- Anthropology of Techniques and Technology (Mauss, Leroi-Gourhan, Lemonnier)
- Papua New Guinea, Sepik
- Museum ethnography (collections, display, exhibitions)
Areas: Melanesia, Polynesia, Australia, Africa (Mali, Madagascar)
Topics: exchanges, rituals, magic, food, aesthetics, materials, environment, heritage, innovation, methodology, history of theories.
Approaches: archaeology and ethno-archaeology, art history, Science
and Technology Studies, Frankfurt School, non-linear theory,
structuralism/post-structuralism, praxeology, ergonomy, cognition.
Past and Present Research
My main field research is in Oceania, and I did fieldwork in the Sepik area of Papua New Guinea. My doctoral thesis dealt with the cultivation and display of the Abelam’s long yams in Maprik area.
My research interests so far have focused on the study of the relationships between people and things through two related angles: techniques and arts, especially in the Pacific area (mainly Melanesia, Polynesia and Australia). This implies investigating knowledge, materials and skills as well as addressing dimensions such as rituals and aesthetics in relation to social dynamics and environment.

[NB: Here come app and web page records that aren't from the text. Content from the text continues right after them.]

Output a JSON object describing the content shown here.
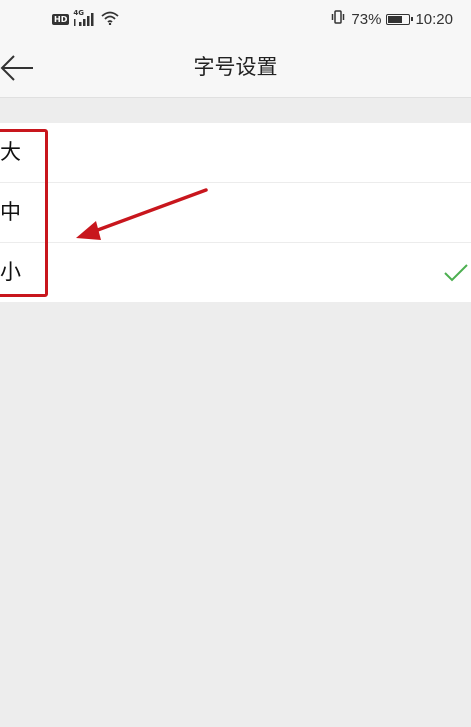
{
  "status_bar": {
    "hd_label": "HD",
    "network_label": "4G",
    "battery_percent": "73%",
    "battery_level": 0.73,
    "time": "10:20",
    "icons": [
      "vibrate-icon",
      "signal-icon",
      "wifi-icon",
      "battery-icon"
    ]
  },
  "nav": {
    "title": "字号设置",
    "back_icon": "arrow-left-icon"
  },
  "options": {
    "items": [
      {
        "label": "大",
        "selected": false
      },
      {
        "label": "中",
        "selected": false
      },
      {
        "label": "小",
        "selected": true
      }
    ],
    "selected_icon": "check-icon"
  },
  "colors": {
    "accent_check": "#4caf50",
    "annotation_red": "#c8161d",
    "background": "#ededed",
    "bar_background": "#f7f7f7"
  }
}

Following Mauss’s footsteps, my approaches combine Francophone anthropology of techniques (Leroi-Gourhan, Lemonnier), with Anglophone material culture studies, as well as archaeological and ethno-archaeological approaches. Other theoretical interests include the history of anthropology, notably the relationships between the different anthropological traditions, regarding the treatment of material culture and art.
Incoming book: Growing Artefacts, Displaying Relationships: Yams, Art and Technology amongst the Abelam of Papua New Guinea (Berghahn Books).
Based on my study of the decorated
long yams of the Abelam in a contemporary Papua New Guinea village, my book asks the following question: “How does one make artefacts
beautiful and powerful enough to act simultaneously as symbols, valuables and
images?” Through the
combination of anthropology of material culture, anthropology of art and
anthropology of techniques, I unravel the process of making, decorating and
displaying these long yams, and I show how this process merge agricultural
techniques, social interactions, and cosmological knowledge. In the course of
the book, after discussing the debated positions of techniques and arts within
anthropological studies, I also address theoretical issues on agency of art,
technology and determinism, as well as on exchanges, rituals and aesthetics.
Ludovic Coupaye teaches at undergraduate and postgraduate levels the course on Technology of a Selected Region, entitled: Transforming and Creating the World: Anthropological Perspectives on Techniques and Technology.
He also currently teaches
anthropology of Pacific arts at the École du Louvre in Paris, France.
He is a Research Associate to the Centre de Recherche et de Documentation sur l’Océanie (CREDO, UMR 6574, Université de Provence) in Marseille, France, and to the Sainsbury Research Unit, at UEA, Norwich.